- **Website and app data records**:
★ ★ ★ ★ ★ ★ ★

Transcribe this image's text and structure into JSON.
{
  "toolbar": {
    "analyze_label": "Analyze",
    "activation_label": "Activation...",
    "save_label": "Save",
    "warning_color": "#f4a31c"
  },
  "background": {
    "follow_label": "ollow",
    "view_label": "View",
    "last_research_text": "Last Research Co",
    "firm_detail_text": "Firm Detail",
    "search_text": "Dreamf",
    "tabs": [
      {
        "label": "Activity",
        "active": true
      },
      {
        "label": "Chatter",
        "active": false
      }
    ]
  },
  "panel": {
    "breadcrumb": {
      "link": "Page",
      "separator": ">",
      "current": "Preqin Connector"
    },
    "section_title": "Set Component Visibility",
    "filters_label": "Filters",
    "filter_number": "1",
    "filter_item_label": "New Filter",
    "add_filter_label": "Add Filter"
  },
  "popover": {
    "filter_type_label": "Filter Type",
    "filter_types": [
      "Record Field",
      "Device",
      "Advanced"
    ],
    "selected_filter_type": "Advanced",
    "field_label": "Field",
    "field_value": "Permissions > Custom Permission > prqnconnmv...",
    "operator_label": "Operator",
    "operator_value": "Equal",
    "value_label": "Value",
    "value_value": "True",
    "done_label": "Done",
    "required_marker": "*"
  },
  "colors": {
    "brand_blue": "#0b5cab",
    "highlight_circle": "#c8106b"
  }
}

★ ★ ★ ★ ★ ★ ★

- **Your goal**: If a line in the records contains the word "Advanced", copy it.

- **Answer space**:
      "Advanced"
    "selected_filter_type": "Advanced",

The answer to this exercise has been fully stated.